Should you aim to be prolific? To be prolific as a writer means to be highly productive, to write a lot, and (one hopes) to be published a lot. Should that be your goal? If so, what is the key to being prolific?
The ultimate aims of writers vary, but a short list of such goals could include:
- I want to be a famous writer, popular in my own time.
- I want my books to be remembered through the ages.
- I just have an inner need to tell a story.
- I want to maximize my financial earnings.
- I want to publish as many books as possible.
- I seek a combination of some of the above goals.
I was tempted to set up a graph with high quantity (being prolific) at one end and high quality at the other, and plot each goal on the graph. For example, you might think goals 1 and 2 have to do with quality, while goals 4 and 5 are more concerned with quantity. Such an analysis would have told you whether to churn out a lot of words, or self-edit like crazy to ensure each book is perfect.
Here’s the problem. As Joseph Stalin was supposed to have said, (even an evil dictator can utter one true statement) “Quantity has a quality all its own.” In a previous post, I mentioned Malcolm Gladwell’s theory about becoming a genius in any particular field. One element of that was practicing for 10,000 hours. That implies quantity is a necessary step to quality. To write well, you must first write a lot.

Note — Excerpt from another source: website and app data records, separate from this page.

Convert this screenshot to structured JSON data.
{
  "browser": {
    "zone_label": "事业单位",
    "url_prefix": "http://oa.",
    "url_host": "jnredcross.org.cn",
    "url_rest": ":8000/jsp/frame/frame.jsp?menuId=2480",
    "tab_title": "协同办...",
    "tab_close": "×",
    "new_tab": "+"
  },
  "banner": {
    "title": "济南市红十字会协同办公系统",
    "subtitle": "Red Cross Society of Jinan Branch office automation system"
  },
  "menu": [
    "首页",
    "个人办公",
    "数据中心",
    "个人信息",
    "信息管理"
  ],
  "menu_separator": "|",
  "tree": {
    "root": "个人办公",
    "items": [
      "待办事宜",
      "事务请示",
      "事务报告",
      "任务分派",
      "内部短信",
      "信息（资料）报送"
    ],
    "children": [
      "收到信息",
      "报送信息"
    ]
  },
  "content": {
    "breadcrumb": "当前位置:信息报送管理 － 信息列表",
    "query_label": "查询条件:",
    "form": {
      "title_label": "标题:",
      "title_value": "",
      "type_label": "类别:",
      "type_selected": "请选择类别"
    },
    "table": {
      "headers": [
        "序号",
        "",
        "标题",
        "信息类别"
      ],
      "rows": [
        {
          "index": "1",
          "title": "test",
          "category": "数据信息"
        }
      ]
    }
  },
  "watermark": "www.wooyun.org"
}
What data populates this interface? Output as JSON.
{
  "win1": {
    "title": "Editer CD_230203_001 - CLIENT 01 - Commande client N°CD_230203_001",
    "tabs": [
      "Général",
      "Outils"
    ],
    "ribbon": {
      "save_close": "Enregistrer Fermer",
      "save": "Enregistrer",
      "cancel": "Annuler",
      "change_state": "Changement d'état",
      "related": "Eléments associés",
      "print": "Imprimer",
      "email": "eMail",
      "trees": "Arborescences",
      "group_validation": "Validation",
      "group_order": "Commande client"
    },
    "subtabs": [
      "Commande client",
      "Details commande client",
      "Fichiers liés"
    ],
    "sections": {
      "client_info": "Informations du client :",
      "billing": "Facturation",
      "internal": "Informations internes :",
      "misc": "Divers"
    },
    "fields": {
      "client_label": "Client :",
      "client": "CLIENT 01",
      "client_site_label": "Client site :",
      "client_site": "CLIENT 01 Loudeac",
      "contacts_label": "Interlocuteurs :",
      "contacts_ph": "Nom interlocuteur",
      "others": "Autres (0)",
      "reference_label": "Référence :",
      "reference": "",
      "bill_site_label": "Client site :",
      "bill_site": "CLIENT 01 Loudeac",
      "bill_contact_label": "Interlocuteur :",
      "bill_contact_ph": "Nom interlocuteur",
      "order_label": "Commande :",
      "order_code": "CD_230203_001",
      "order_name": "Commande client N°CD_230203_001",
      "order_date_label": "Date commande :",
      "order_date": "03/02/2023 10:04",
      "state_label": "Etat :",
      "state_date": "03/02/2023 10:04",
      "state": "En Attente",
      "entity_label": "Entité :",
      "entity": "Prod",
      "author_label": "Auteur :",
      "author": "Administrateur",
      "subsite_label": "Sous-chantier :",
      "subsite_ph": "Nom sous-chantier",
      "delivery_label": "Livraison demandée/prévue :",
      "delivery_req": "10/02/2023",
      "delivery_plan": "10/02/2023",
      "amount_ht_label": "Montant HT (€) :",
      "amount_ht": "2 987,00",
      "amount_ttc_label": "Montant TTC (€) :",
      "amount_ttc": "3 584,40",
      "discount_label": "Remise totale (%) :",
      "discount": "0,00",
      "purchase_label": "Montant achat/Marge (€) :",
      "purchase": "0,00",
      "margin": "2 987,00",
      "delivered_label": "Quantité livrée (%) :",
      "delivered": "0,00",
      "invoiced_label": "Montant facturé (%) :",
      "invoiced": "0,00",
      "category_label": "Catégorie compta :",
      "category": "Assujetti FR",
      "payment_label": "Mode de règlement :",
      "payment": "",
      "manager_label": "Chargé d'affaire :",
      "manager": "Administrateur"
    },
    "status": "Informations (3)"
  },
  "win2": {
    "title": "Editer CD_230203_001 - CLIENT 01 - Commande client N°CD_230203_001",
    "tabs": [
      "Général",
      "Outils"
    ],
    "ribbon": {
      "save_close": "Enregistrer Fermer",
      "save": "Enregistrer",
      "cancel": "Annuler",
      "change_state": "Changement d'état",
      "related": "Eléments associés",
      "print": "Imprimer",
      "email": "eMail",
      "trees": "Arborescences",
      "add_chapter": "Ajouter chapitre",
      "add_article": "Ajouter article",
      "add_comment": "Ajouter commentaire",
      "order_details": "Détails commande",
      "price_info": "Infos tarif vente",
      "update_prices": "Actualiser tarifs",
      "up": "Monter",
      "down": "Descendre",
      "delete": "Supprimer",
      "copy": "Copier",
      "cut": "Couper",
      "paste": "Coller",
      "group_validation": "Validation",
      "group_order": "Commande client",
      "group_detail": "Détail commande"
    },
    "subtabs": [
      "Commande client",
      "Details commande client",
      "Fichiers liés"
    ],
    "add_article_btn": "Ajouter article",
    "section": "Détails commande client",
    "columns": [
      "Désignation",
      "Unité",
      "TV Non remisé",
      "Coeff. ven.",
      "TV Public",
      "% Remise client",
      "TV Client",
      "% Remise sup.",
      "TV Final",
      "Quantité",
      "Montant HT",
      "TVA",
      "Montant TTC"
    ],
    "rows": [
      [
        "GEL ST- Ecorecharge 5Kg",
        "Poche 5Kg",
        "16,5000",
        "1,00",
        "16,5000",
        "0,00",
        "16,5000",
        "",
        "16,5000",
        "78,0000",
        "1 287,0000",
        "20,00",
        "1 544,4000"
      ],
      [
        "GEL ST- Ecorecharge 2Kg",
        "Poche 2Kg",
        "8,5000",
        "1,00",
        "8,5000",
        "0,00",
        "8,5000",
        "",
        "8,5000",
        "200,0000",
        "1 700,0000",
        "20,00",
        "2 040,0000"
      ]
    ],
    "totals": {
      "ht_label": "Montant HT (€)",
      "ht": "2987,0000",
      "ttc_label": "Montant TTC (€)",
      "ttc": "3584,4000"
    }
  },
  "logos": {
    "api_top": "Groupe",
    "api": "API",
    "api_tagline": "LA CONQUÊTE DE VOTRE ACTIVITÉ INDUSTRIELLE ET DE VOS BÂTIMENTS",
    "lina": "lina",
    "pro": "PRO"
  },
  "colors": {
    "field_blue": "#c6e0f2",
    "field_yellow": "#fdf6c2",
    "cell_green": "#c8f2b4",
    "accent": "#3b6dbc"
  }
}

There are different ways to spend that 10,000 hours of practice, of course. As I implied above, you might write your first draft, then do just enough editing to send it off and sell a mediocre story, then move on to the next one. Or you could refine and polish every word, as a poet does, going over and over your story until you achieve earthly perfection. At the end of that process, you might have a book that could satisfy goals 1 or 2 or both.
There’s a list of prolific writers and one of my favorites–Dr. Isaac Asimov–is on that list. He’s not at the top, though. That honor belongs to María del Socorro Tellado López, who wrote mostly under the name Corín Tellado. She lived from 1927-2009 and wrote over 4,000 novellas.
If you hope to surpass her record, you’d better get busy.
Let’s examine the productivity of Corín Tellado. She sold her first novel in 1946, when she was about 19. Her publishing house contracted with her to write a novella every week. When I read that, I thought, “Okay, I could see having a very organized schedule that results in a novella each week.” But look closer at the numbers. Say she wrote continually from 1946 until her death in 2009, a period of about 63 years, or roughly 3,276 weeks. Only 3,276 weeks, and yet she wrote over 4,000 novellas. She was cranking out a novella, on average, every 5.7 days.
Corín Tellado is the extreme example of being prolific. You probably won’t go that far, but imagine the discipline required, the organizational and time-management skills, the need to fill all available time with writing. Not to mention the necessity to dream up numerous plotlines and characters. These are the keys to being a prolific writer.
Whatever your goals as a writer, whether you aim for quantity or quality, I think you’re still going to need (or at least aim for) the skills and attributes of a prolific writer. Do you agree or disagree? Leave me a comment. But keep it short; I’m a busy man and have to finish my next novella in 5.7 days, or I’m not–